> **AIM OF THE EXERCISE**
Copy out each line featuring the string "JSON" from the entries beneath.

[Data records]

★ ★ ★ ★ ★

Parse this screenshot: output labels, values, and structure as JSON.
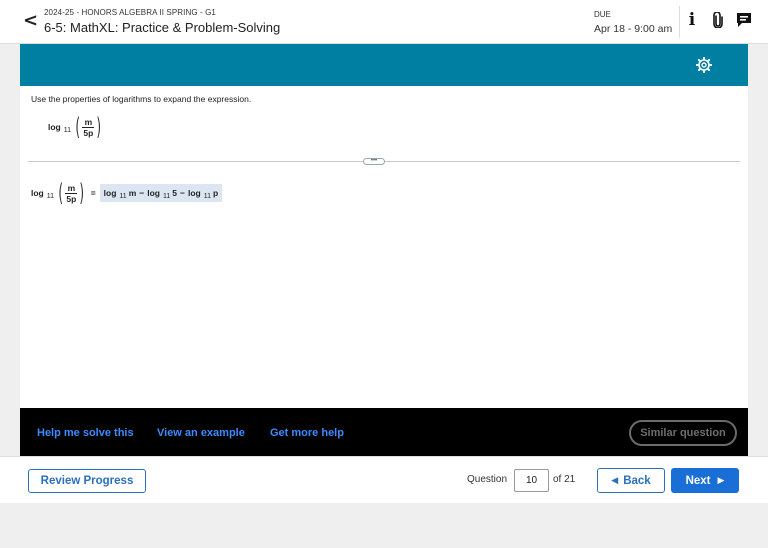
{
  "header": {
    "back_glyph": "<",
    "course": "2024-25 - HONORS ALGEBRA II SPRING - G1",
    "assignment": "6-5: MathXL: Practice & Problem-Solving",
    "due_label": "DUE",
    "due_value": "Apr 18 - 9:00 am",
    "info_glyph": "i"
  },
  "question": {
    "instruction": "Use the properties of logarithms to expand the expression.",
    "expression": {
      "log": "log",
      "base": "11",
      "numerator": "m",
      "denominator": "5p"
    },
    "divider_handle": "•••"
  },
  "answer": {
    "lhs": {
      "log": "log",
      "base": "11",
      "numerator": "m",
      "denominator": "5p"
    },
    "equals": "=",
    "terms": [
      {
        "log": "log",
        "base": "11",
        "arg": "m"
      },
      {
        "op": "−"
      },
      {
        "log": "log",
        "base": "11",
        "arg": "5"
      },
      {
        "op": "−"
      },
      {
        "log": "log",
        "base": "11",
        "arg": "p"
      }
    ]
  },
  "help": {
    "help_solve": "Help me solve this",
    "view_example": "View an example",
    "more_help": "Get more help",
    "similar": "Similar question"
  },
  "footer": {
    "review": "Review Progress",
    "question_label": "Question",
    "question_number": "10",
    "question_total": "of 21",
    "back": "Back",
    "next": "Next"
  },
  "colors": {
    "teal": "#007fa3",
    "link_blue": "#3b8bff",
    "primary": "#1a6fd6",
    "answer_bg": "#dce6f2"
  }
}
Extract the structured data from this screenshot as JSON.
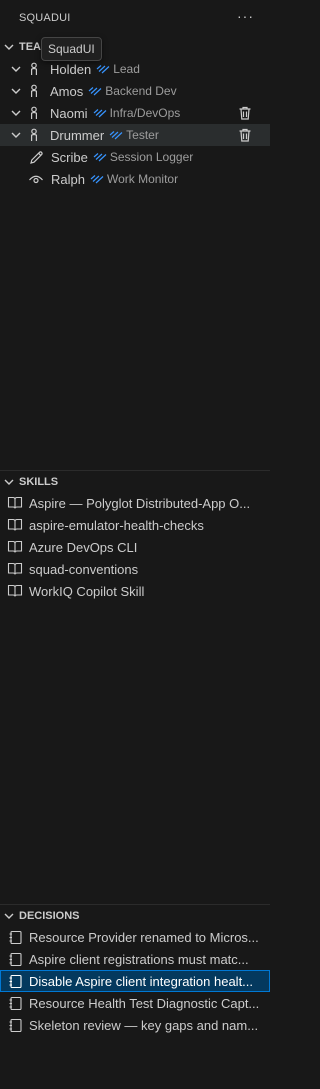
{
  "view": {
    "title": "SQUADUI",
    "more_label": "···",
    "tooltip": "SquadUI"
  },
  "team": {
    "header": "TEAM",
    "members": [
      {
        "name": "Holden",
        "role": "Lead"
      },
      {
        "name": "Amos",
        "role": "Backend Dev"
      },
      {
        "name": "Naomi",
        "role": "Infra/DevOps"
      },
      {
        "name": "Drummer",
        "role": "Tester"
      },
      {
        "name": "Scribe",
        "role": "Session Logger"
      },
      {
        "name": "Ralph",
        "role": "Work Monitor"
      }
    ]
  },
  "skills": {
    "header": "SKILLS",
    "items": [
      "Aspire — Polyglot Distributed-App O...",
      "aspire-emulator-health-checks",
      "Azure DevOps CLI",
      "squad-conventions",
      "WorkIQ Copilot Skill"
    ]
  },
  "decisions": {
    "header": "DECISIONS",
    "items": [
      "Resource Provider renamed to Micros...",
      "Aspire client registrations must matc...",
      "Disable Aspire client integration healt...",
      "Resource Health Test Diagnostic Capt...",
      "Skeleton review — key gaps and nam..."
    ]
  },
  "colors": {
    "background": "#181818",
    "selection": "#04395e",
    "focus": "#0078d4",
    "hover": "#2a2d2e"
  }
}
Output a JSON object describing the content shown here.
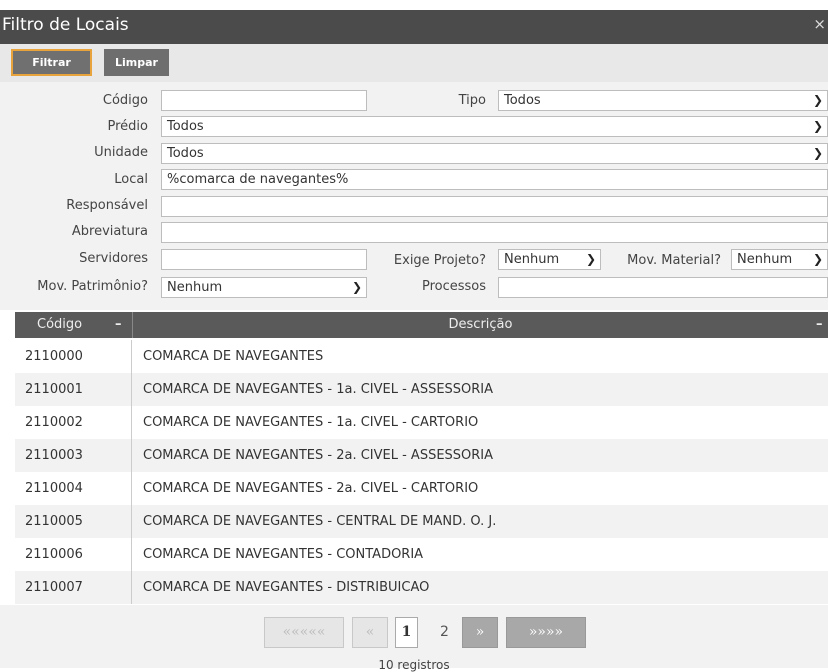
{
  "window": {
    "title": "Filtro de Locais",
    "close_glyph": "×"
  },
  "toolbar": {
    "filter_label": "Filtrar",
    "clear_label": "Limpar"
  },
  "form": {
    "codigo": {
      "label": "Código",
      "value": ""
    },
    "tipo": {
      "label": "Tipo",
      "value": "Todos"
    },
    "predio": {
      "label": "Prédio",
      "value": "Todos"
    },
    "unidade": {
      "label": "Unidade",
      "value": "Todos"
    },
    "local": {
      "label": "Local",
      "value": "%comarca de navegantes%"
    },
    "responsavel": {
      "label": "Responsável",
      "value": ""
    },
    "abreviatura": {
      "label": "Abreviatura",
      "value": ""
    },
    "servidores": {
      "label": "Servidores",
      "value": ""
    },
    "exige_projeto": {
      "label": "Exige Projeto?",
      "value": "Nenhum"
    },
    "mov_material": {
      "label": "Mov. Material?",
      "value": "Nenhum"
    },
    "mov_patrimonio": {
      "label": "Mov. Patrimônio?",
      "value": "Nenhum"
    },
    "processos": {
      "label": "Processos",
      "value": ""
    }
  },
  "table": {
    "columns": [
      "Código",
      "Descrição"
    ],
    "collapse_glyph": "–",
    "rows": [
      [
        "2110000",
        "COMARCA DE NAVEGANTES"
      ],
      [
        "2110001",
        "COMARCA DE NAVEGANTES - 1a. CIVEL - ASSESSORIA"
      ],
      [
        "2110002",
        "COMARCA DE NAVEGANTES - 1a. CIVEL - CARTORIO"
      ],
      [
        "2110003",
        "COMARCA DE NAVEGANTES - 2a. CIVEL - ASSESSORIA"
      ],
      [
        "2110004",
        "COMARCA DE NAVEGANTES - 2a. CIVEL - CARTORIO"
      ],
      [
        "2110005",
        "COMARCA DE NAVEGANTES - CENTRAL DE MAND. O. J."
      ],
      [
        "2110006",
        "COMARCA DE NAVEGANTES - CONTADORIA"
      ],
      [
        "2110007",
        "COMARCA DE NAVEGANTES - DISTRIBUICAO"
      ]
    ]
  },
  "pager": {
    "first": "«««««",
    "prev": "«",
    "pages": [
      "1",
      "2"
    ],
    "next": "»",
    "last": "»»»»",
    "count_text": "10 registros"
  },
  "colors": {
    "titlebar": "#4b4b4b",
    "header": "#5a5a5a",
    "accent": "#e8a33c",
    "row_alt": "#f2f2f2"
  }
}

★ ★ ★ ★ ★

> **RESULT BELOW**
Parse this screenshot: output labels, values, and structure as JSON.
Extract the structured data from this screenshot as JSON.
Output a JSON object describing the content shown here.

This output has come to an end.